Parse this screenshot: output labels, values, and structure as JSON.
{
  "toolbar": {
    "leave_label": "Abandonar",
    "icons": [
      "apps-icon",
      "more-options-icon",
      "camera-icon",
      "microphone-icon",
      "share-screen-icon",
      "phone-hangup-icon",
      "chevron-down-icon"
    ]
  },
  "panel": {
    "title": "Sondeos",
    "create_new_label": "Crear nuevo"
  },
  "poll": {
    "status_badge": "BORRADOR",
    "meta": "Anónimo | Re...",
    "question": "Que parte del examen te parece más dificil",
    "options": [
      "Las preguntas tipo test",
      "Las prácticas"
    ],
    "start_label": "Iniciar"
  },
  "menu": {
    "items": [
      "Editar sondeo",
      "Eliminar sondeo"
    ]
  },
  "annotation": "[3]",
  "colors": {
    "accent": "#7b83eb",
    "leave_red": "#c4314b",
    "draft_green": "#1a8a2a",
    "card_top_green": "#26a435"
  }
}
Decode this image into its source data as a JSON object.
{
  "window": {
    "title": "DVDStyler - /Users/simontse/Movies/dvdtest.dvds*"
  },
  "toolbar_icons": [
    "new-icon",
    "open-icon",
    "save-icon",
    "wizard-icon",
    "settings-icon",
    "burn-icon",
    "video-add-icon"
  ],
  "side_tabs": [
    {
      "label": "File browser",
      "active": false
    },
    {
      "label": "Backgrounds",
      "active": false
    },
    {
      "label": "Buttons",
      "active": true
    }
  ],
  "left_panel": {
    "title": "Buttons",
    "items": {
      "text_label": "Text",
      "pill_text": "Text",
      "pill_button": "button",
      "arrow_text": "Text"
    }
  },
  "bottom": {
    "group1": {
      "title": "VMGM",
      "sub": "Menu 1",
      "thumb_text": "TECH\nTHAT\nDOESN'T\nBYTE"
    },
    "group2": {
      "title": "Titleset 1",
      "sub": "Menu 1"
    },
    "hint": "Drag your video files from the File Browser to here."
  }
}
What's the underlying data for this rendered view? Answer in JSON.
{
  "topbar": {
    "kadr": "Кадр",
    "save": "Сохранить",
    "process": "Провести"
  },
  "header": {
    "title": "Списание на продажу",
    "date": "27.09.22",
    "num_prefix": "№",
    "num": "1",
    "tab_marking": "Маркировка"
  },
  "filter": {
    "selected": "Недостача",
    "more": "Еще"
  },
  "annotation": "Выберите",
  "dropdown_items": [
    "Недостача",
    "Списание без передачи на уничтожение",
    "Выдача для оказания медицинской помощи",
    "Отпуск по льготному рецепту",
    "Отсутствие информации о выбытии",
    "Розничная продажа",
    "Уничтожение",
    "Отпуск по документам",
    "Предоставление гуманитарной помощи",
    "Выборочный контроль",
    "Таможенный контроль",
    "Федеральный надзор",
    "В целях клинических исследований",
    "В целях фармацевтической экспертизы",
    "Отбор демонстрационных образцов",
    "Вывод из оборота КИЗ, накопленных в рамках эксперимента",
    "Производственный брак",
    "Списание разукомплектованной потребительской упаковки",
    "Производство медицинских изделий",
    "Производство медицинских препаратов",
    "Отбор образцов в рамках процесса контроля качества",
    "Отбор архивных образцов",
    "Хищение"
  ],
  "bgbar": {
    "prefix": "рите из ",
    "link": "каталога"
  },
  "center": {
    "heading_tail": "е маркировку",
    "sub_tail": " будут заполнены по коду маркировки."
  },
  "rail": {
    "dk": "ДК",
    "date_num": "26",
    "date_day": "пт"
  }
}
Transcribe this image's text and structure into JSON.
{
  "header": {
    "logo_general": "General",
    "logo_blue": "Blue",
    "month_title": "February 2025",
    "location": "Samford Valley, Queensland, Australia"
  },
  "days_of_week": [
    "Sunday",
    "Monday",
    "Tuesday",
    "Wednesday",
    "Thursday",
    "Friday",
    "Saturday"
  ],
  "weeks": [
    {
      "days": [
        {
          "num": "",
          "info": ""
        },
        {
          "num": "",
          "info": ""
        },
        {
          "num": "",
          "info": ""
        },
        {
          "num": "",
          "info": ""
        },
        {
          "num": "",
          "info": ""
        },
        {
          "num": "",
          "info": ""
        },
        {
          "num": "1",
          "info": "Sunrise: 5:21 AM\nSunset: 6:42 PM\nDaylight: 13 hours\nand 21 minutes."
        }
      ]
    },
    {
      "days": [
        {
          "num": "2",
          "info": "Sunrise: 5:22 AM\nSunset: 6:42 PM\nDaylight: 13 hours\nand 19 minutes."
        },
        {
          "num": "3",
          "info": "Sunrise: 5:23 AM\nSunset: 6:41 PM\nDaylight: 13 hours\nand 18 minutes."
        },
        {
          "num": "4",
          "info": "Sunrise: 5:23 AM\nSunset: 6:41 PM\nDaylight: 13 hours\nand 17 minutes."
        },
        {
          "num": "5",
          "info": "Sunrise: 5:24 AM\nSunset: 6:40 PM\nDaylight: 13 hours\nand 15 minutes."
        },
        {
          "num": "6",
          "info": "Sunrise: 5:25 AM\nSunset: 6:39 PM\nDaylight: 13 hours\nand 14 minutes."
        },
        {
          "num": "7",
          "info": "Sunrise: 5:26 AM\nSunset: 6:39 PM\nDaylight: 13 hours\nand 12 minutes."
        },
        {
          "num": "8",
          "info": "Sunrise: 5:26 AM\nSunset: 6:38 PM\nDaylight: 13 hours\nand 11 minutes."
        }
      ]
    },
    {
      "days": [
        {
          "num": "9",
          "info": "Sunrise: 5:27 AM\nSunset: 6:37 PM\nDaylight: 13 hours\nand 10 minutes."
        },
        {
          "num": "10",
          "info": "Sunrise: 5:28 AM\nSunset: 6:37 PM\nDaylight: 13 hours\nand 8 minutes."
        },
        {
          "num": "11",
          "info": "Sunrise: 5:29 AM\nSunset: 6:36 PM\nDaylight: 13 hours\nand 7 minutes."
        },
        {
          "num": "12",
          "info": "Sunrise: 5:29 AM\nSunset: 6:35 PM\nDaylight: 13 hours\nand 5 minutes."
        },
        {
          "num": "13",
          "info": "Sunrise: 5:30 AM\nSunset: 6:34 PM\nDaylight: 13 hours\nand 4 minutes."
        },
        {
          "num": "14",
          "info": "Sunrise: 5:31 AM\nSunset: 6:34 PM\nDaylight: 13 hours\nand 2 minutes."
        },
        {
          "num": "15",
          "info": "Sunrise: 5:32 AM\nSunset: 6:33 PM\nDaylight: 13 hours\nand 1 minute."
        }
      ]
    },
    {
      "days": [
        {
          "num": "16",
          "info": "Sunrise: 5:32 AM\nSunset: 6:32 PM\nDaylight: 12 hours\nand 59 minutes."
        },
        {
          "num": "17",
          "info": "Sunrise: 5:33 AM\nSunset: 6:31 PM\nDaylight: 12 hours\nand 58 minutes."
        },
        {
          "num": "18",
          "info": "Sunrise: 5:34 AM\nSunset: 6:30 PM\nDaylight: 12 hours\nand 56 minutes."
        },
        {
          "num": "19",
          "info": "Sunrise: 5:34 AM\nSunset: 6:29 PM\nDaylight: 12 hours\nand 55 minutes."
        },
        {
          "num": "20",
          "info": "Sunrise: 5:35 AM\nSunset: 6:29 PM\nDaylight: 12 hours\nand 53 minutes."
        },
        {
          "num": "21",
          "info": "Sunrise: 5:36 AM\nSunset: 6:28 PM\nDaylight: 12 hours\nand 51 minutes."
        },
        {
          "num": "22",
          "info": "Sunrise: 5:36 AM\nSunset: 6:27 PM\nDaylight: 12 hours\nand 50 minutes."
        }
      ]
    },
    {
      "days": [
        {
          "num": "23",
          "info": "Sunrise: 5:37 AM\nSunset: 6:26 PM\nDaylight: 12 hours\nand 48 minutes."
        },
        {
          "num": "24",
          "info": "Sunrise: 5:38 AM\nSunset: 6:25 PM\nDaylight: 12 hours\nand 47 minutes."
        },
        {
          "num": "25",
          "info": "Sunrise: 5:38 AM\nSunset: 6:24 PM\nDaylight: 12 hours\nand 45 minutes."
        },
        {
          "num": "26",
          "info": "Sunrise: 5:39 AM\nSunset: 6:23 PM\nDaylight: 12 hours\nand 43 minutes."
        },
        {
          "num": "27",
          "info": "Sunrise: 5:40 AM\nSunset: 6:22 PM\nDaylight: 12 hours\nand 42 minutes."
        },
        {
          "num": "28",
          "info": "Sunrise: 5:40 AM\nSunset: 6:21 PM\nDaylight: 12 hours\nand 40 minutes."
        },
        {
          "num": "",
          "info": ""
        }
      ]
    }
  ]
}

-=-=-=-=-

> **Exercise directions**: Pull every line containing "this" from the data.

> **Exercise solution**:
Parse this screenshot: output labels, values, and structure as JSON.
Decode this image into its source data as a JSON object.
What's the underlying data for this rendered view? Answer in JSON.
Transcribe this image's text and structure into JSON.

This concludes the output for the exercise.